Each line that contains the word "this" is to be copied from the records below.

[Dataset items]

▽

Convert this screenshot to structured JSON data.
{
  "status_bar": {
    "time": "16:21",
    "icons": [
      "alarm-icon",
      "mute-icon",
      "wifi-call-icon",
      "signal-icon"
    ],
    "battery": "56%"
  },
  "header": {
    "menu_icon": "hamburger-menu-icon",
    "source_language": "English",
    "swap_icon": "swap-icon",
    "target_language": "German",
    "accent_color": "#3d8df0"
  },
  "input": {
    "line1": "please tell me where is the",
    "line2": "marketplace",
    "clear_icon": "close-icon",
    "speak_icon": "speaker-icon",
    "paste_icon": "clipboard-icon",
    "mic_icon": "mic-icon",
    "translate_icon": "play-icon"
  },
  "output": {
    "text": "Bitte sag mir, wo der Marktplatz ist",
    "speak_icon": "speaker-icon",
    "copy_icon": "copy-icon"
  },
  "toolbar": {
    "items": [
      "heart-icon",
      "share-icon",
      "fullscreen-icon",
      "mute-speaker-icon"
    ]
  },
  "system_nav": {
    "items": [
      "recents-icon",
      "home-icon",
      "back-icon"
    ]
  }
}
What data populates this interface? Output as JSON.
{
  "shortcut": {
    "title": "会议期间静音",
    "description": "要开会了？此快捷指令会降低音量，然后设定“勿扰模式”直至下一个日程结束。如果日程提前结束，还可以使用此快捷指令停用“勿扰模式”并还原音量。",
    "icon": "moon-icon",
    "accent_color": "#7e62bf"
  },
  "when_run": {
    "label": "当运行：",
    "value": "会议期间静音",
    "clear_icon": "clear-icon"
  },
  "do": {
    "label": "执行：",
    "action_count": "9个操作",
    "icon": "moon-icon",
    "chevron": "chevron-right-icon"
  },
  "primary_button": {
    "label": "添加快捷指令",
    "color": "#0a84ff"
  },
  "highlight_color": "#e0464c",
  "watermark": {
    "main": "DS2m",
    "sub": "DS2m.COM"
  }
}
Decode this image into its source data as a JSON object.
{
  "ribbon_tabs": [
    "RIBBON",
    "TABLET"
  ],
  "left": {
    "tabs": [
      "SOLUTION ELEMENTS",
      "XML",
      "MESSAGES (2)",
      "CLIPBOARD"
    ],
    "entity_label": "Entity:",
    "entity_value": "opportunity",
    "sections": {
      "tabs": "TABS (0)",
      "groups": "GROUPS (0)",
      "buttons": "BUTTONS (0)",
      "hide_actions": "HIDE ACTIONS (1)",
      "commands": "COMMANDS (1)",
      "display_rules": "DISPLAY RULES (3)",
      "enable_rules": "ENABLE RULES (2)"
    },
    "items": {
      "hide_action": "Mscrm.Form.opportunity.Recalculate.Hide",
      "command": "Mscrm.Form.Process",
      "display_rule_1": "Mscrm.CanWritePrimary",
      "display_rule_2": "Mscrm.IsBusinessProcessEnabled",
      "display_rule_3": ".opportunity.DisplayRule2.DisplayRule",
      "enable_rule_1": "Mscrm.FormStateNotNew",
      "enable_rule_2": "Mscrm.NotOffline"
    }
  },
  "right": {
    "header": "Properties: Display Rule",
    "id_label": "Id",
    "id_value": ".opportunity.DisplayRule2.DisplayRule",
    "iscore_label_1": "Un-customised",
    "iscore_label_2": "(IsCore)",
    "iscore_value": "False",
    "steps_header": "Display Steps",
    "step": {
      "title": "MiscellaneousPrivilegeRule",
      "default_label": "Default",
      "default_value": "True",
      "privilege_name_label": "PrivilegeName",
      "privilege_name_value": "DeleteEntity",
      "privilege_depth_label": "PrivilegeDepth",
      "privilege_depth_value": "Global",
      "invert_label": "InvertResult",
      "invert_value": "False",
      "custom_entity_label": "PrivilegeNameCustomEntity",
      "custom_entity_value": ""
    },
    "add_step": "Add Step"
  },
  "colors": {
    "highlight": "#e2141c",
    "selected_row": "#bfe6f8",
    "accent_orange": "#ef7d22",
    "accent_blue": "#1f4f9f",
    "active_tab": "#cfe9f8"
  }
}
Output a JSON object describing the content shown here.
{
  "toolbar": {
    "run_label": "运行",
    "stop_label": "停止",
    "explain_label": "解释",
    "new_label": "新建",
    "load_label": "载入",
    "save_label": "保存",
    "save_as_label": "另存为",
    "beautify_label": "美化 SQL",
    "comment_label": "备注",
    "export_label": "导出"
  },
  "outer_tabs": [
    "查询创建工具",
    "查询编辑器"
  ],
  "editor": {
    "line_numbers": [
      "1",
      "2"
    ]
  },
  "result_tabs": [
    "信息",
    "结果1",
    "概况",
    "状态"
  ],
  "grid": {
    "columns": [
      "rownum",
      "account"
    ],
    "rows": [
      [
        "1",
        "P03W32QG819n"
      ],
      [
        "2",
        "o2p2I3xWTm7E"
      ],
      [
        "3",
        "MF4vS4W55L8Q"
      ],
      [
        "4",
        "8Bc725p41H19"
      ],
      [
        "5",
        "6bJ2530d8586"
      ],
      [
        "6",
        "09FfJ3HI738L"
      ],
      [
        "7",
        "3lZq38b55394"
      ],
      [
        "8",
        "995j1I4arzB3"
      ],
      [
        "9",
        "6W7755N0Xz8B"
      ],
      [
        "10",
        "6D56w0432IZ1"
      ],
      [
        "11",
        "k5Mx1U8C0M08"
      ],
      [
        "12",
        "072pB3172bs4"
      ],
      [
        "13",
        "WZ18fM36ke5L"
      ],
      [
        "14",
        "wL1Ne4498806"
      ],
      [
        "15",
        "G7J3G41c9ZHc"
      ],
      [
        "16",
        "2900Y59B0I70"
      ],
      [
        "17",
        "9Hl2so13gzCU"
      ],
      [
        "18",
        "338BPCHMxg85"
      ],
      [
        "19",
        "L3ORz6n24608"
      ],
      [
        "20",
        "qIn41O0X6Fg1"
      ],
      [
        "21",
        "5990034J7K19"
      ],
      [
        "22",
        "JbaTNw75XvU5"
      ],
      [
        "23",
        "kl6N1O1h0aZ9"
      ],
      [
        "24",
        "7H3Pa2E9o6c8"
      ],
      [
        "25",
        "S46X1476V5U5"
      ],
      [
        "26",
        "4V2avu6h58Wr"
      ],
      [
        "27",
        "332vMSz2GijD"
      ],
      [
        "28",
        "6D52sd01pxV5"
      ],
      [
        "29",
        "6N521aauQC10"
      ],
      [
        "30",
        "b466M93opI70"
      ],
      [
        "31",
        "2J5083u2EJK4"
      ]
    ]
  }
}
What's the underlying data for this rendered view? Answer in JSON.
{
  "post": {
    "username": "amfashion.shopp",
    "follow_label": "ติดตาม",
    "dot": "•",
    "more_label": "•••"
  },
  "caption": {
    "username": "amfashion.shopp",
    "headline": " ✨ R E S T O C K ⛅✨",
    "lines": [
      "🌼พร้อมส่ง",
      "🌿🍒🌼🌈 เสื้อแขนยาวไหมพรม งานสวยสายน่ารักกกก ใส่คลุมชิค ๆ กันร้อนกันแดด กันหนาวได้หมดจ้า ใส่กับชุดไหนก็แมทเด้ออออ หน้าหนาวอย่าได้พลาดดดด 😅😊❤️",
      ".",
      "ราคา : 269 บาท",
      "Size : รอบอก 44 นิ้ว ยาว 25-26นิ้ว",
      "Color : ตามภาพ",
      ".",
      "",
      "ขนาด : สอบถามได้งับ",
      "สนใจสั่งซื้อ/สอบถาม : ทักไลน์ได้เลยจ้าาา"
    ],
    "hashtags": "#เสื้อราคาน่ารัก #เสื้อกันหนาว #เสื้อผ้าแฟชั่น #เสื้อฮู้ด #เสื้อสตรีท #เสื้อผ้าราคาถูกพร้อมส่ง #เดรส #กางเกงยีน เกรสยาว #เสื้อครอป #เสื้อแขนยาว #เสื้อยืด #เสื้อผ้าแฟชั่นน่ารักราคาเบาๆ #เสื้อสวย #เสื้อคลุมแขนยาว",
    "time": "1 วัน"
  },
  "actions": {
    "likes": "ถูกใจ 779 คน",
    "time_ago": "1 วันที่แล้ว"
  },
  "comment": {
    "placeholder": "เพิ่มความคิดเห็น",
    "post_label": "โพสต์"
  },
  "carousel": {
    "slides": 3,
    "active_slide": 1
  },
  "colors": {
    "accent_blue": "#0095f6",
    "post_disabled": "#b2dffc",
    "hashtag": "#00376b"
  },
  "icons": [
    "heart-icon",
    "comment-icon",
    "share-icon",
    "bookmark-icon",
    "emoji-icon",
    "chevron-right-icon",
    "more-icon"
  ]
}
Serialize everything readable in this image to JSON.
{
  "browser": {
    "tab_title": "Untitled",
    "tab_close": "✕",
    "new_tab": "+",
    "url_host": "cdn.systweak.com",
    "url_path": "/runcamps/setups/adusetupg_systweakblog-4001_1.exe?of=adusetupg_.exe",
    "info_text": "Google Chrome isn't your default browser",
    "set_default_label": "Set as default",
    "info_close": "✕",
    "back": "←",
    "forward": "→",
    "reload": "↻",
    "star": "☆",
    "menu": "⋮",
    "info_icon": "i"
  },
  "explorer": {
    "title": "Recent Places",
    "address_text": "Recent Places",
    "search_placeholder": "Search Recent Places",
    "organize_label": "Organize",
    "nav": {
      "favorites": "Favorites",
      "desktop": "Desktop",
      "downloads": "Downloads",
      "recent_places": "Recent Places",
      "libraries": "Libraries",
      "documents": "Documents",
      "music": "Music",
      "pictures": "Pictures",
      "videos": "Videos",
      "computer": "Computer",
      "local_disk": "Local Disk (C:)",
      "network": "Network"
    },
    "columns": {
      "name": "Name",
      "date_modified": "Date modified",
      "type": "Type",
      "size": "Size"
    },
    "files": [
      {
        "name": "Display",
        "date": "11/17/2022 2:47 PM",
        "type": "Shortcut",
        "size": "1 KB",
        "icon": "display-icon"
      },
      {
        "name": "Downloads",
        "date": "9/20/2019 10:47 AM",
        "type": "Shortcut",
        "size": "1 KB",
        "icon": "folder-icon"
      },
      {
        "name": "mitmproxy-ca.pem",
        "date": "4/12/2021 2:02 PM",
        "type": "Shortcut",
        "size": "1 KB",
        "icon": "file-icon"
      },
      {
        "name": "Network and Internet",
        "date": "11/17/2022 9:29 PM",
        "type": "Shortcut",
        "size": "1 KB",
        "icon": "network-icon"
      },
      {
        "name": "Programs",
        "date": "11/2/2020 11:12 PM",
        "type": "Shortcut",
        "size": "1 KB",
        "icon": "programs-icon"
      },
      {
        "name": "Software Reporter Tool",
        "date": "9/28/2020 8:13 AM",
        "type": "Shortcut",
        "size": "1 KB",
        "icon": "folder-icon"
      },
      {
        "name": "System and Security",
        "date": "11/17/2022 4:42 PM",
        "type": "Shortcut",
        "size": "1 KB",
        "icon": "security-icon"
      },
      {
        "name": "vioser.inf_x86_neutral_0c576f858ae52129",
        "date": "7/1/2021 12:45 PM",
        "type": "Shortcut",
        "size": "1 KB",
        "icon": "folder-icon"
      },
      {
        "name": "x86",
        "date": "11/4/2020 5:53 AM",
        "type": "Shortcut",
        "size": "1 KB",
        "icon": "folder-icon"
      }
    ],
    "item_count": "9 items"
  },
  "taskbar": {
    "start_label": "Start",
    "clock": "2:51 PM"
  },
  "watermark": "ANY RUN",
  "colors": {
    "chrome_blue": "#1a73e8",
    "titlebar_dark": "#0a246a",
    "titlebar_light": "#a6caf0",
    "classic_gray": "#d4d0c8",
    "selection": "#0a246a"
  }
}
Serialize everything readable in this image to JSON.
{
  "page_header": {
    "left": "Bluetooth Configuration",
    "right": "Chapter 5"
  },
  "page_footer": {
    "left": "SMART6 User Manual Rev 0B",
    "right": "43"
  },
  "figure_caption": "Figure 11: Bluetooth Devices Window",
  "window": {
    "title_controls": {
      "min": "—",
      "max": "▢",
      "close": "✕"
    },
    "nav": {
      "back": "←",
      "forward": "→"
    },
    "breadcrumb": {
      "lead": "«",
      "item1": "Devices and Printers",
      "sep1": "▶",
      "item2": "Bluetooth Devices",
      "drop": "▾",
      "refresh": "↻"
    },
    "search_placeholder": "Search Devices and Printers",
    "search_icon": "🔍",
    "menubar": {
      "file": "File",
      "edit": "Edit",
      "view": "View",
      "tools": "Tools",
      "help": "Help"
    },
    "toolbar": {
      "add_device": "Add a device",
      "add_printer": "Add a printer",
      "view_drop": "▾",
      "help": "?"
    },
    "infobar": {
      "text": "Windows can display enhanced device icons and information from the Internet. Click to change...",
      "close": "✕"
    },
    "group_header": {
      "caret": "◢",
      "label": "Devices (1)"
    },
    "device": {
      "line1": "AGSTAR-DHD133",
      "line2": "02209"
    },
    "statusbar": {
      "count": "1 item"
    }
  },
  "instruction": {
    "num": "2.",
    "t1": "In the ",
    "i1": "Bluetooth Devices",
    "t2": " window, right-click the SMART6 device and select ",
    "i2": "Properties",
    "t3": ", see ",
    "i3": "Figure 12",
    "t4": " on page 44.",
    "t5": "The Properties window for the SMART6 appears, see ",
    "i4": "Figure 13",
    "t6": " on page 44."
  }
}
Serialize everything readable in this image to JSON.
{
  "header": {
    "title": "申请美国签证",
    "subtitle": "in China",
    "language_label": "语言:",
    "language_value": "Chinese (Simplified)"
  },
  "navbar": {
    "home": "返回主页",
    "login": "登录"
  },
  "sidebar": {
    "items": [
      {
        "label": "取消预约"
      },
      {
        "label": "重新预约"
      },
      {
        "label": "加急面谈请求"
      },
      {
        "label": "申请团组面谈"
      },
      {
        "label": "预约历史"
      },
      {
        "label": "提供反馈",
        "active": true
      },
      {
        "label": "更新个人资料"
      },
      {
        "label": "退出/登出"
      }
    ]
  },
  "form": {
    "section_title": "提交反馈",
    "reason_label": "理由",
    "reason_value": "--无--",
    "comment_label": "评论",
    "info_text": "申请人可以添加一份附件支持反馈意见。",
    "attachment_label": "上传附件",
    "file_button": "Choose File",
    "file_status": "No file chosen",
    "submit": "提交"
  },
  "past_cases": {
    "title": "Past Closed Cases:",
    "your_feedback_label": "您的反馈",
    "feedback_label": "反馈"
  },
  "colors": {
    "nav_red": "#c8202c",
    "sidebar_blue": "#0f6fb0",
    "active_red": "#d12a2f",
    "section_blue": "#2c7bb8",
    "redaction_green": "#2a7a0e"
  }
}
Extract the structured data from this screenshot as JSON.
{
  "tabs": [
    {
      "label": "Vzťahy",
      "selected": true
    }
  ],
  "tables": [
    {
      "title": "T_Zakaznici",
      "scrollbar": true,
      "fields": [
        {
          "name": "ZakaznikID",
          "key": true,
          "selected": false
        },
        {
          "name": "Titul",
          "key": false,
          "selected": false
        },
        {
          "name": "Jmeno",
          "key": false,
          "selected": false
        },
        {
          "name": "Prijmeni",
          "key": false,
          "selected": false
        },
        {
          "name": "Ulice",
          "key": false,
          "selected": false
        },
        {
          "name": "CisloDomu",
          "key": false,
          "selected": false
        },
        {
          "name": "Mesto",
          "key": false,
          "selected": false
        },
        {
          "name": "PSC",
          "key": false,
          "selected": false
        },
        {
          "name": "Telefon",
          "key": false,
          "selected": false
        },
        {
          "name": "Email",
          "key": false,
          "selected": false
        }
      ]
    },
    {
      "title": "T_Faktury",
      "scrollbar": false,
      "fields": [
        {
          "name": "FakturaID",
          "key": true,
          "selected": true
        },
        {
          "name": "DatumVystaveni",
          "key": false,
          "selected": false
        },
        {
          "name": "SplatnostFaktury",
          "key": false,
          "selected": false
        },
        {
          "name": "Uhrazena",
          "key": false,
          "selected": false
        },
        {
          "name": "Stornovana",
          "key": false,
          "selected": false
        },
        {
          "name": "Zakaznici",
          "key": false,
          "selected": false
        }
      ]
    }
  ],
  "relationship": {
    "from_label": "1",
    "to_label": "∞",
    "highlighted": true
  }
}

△

Result:
Convert this screenshot to structured JSON data.
What data populates this interface? Output as JSON.
Decode this image into its source data as a JSON object.
What's the underlying data for this rendered view? Answer in JSON.
Serialize everything readable in this image to JSON.
Serialize everything readable in this image to JSON.
Serialize everything readable in this image to JSON.
Extract the structured data from this screenshot as JSON.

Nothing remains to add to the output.